How to Install and Run PySpark in Jupyter Notebook on Windows
When I write PySpark code, I use Jupyter notebook to test my code before submitting a job on the cluster. In this post, I will show you how to install and run PySpark locally in Jupyter Notebook on Windows. I’ve tested this guide on a dozen Windows 7 and 10 PCs in different languages.
A. Items needed
Spark distribution from spark.apache.org
Python and Jupyter Notebook. You can get both by installing the Python 3.x version of Anaconda distribution.
winutils.exe— a Hadoop binary for Windows — from Steve Loughran’s GitHub repo. Go to the corresponding Hadoop version in the Spark distribution and find
winutils.exeunder /bin. For example, https://github.com/steveloughran/winutils/blob/master/hadoop-2.7.1/bin/winutils.exe .
findsparkPython module, which can be installed by running
python -m pip install findsparkeither in Windows command prompt or Git bash if Python is installed in item 2. You can find command prompt by searching
cmdin the search box.
If you don’t have Java or your Java version is 7.x or less, download and install Java from Oracle. I recommend getting the latest JDK (current version 9.0.1).
If you don’t know how to unpack a .tgz file on Windows, you can download and install 7-zip on Windows to unpack the .tgz file from Spark distribution in item 1 by right-clicking on the file icon and select
7-zip > Extract Here.
B. Installing PySpark
After getting all the items in section A, let’s set up PySpark.
Unpack the .tgz file. For example, I unpacked with 7zip from step A6 and put mine under
winutils.exedownloaded from step A3 to the
\binfolder of Spark distribution. For example,
Add environment variables: the environment variables let Windows find where the files are when we start the PySpark kernel. You can find the environment variable settings by putting “environ…” in the search box.
The variables to add are, in my example,
Name Value SPARK_HOME D:\spark\spark-2.2.1-bin-hadoop2.7 HADOOP_HOME D:\spark\spark-2.2.1-bin-hadoop2.7 PYSPARK_DRIVER_PYTHON jupyter PYSPARK_DRIVER_PYTHON_OPTS notebook
In the same environment variable settings window, look for the
PATHvariable, click edit and add
D:\spark\spark-2.2.1-bin-hadoop2.7\binto it. In Windows 7 you need to separate the values in
Pathwith a semicolon
;between the values.
(Optional, if see Java related error in step C) Find the installed Java JDK folder from step A5, for example,
D:\Program Files\Java\jdk1.8.0_121, and add the following environment variable
Name Value JAVA_HOME D:\Progra~1\Java\jdk1.8.0_121
If JDK is installed under
\Program Files (x86), then replace the
Progra~2instead. In my experience, this error only occurs in Windows 7, and I think it’s because Spark couldn’t parse the space in the folder name.
Edit (1/23/19): You might also find Gerard’s comment helpful: http://disq.us/p/1z5qou4

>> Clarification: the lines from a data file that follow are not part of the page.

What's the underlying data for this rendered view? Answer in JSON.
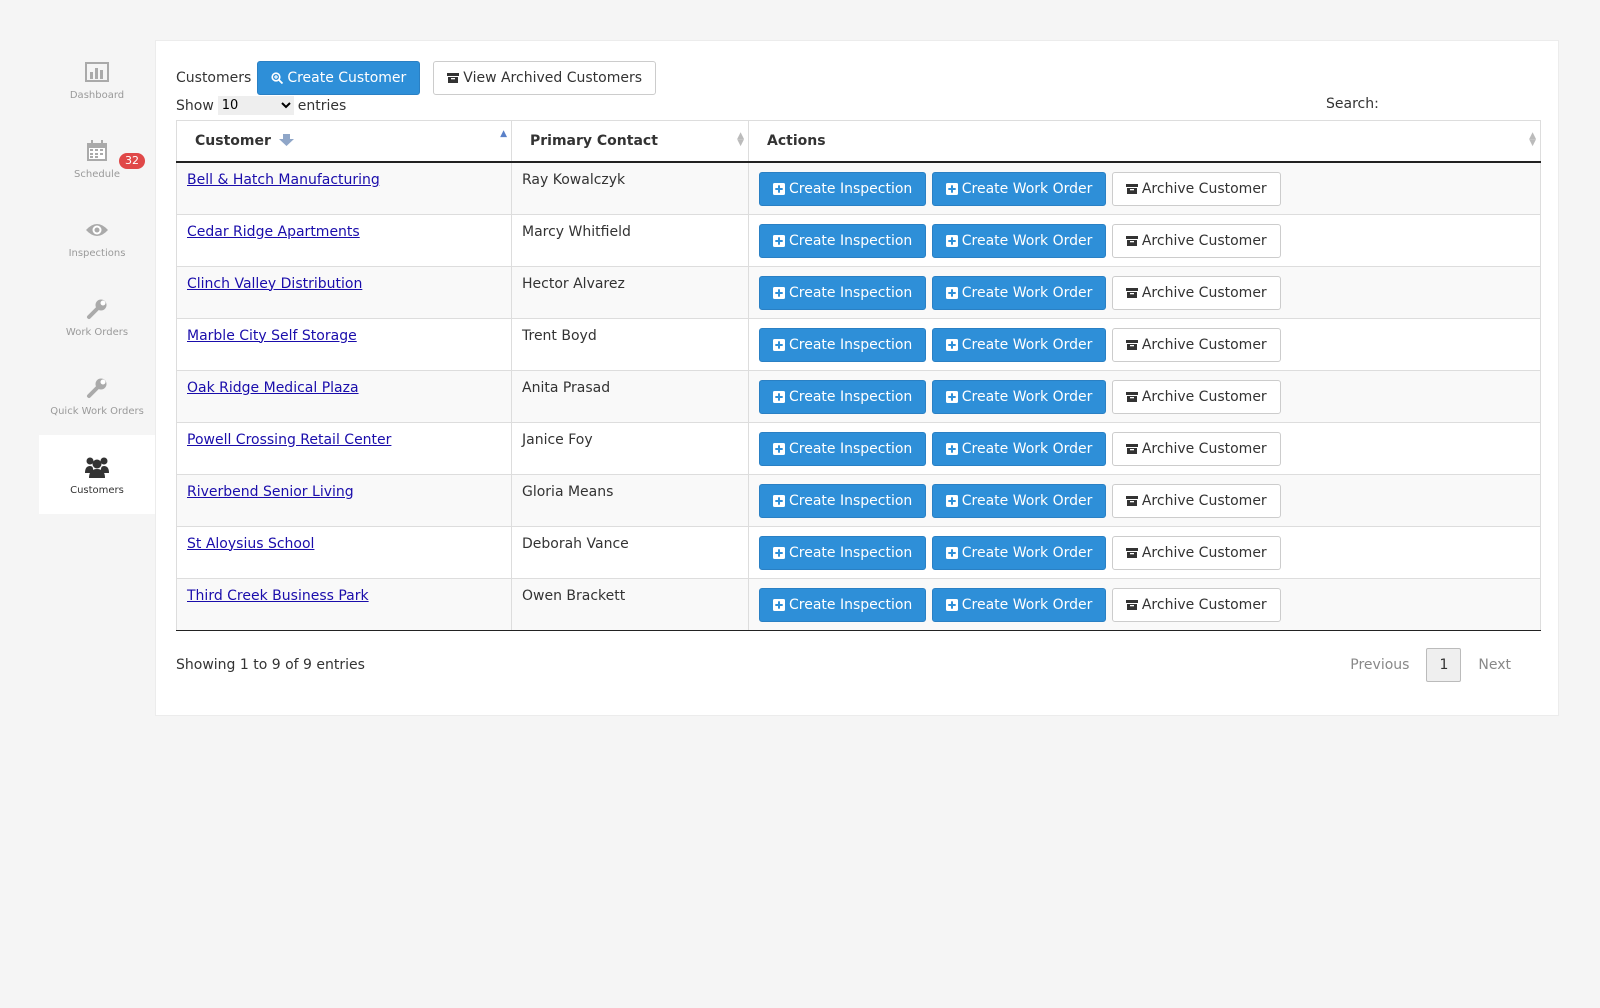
{
  "sidebar": {
    "items": [
      {
        "label": "Dashboard",
        "icon": "bar-chart-icon"
      },
      {
        "label": "Schedule",
        "icon": "calendar-icon",
        "badge": "32"
      },
      {
        "label": "Inspections",
        "icon": "eye-icon"
      },
      {
        "label": "Work Orders",
        "icon": "wrench-icon"
      },
      {
        "label": "Quick Work Orders",
        "icon": "wrench-icon"
      },
      {
        "label": "Customers",
        "icon": "users-icon",
        "active": true
      }
    ]
  },
  "toolbar": {
    "title": "Customers",
    "create_label": "Create Customer",
    "archived_label": "View Archived Customers"
  },
  "length": {
    "show": "Show",
    "value": "10",
    "entries": "entries"
  },
  "search": {
    "label": "Search:"
  },
  "table": {
    "headers": [
      "Customer",
      "Primary Contact",
      "Actions"
    ],
    "action_labels": {
      "inspection": "Create Inspection",
      "work_order": "Create Work Order",
      "archive": "Archive Customer"
    },
    "rows": [
      {
        "customer": "Bell & Hatch Manufacturing",
        "contact": "Ray Kowalczyk"
      },
      {
        "customer": "Cedar Ridge Apartments",
        "contact": "Marcy Whitfield"
      },
      {
        "customer": "Clinch Valley Distribution",
        "contact": "Hector Alvarez"
      },
      {
        "customer": "Marble City Self Storage",
        "contact": "Trent Boyd"
      },
      {
        "customer": "Oak Ridge Medical Plaza",
        "contact": "Anita Prasad"
      },
      {
        "customer": "Powell Crossing Retail Center",
        "contact": "Janice Foy"
      },
      {
        "customer": "Riverbend Senior Living",
        "contact": "Gloria Means"
      },
      {
        "customer": "St Aloysius School",
        "contact": "Deborah Vance"
      },
      {
        "customer": "Third Creek Business Park",
        "contact": "Owen Brackett"
      }
    ]
  },
  "footer": {
    "info": "Showing 1 to 9 of 9 entries",
    "previous": "Previous",
    "page": "1",
    "next": "Next"
  },
  "colors": {
    "primary": "#2e8fd8",
    "badge": "#e04848",
    "link": "#1a0dab"
  }
}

C. Running PySpark in Jupyter Notebook
To run Jupyter notebook, open Windows command prompt or Git Bash and run
jupyter notebook. If you use Anaconda Navigator to open Jupyter Notebook instead, you might see a
Java gateway process exited before sending the driver its port number
error from PySpark in step C. Fall back to Windows cmd if it happens.
Once inside Jupyter notebook, open a Python 3 notebook
In the notebook, run the following code
import findspark findspark.init() import pyspark # only run after findspark.init() from pyspark.sql import SparkSession spark = SparkSession.builder.getOrCreate() df = spark.sql('''select 'spark' as hello ''') df.show()
When you press run, it might trigger a Windows firewall pop-up. I pressed cancel on the pop-up as blocking the connection doesn’t affect PySpark.
If you see the following output, then you have installed PySpark on your Windows system!
- Update (10/30/19): Tip from Nathaniel Anderson in comments: you might want to install Java 8 and point JAVA_HOME to it if you are seeing this error: “Py4JJavaError: An error occurred…” StackOverflow Answer
Please leave a comment in the comments section or tweet me at @ChangLeeTW if you have any question.
Other PySpark posts from me (last updated 3/4/2018) —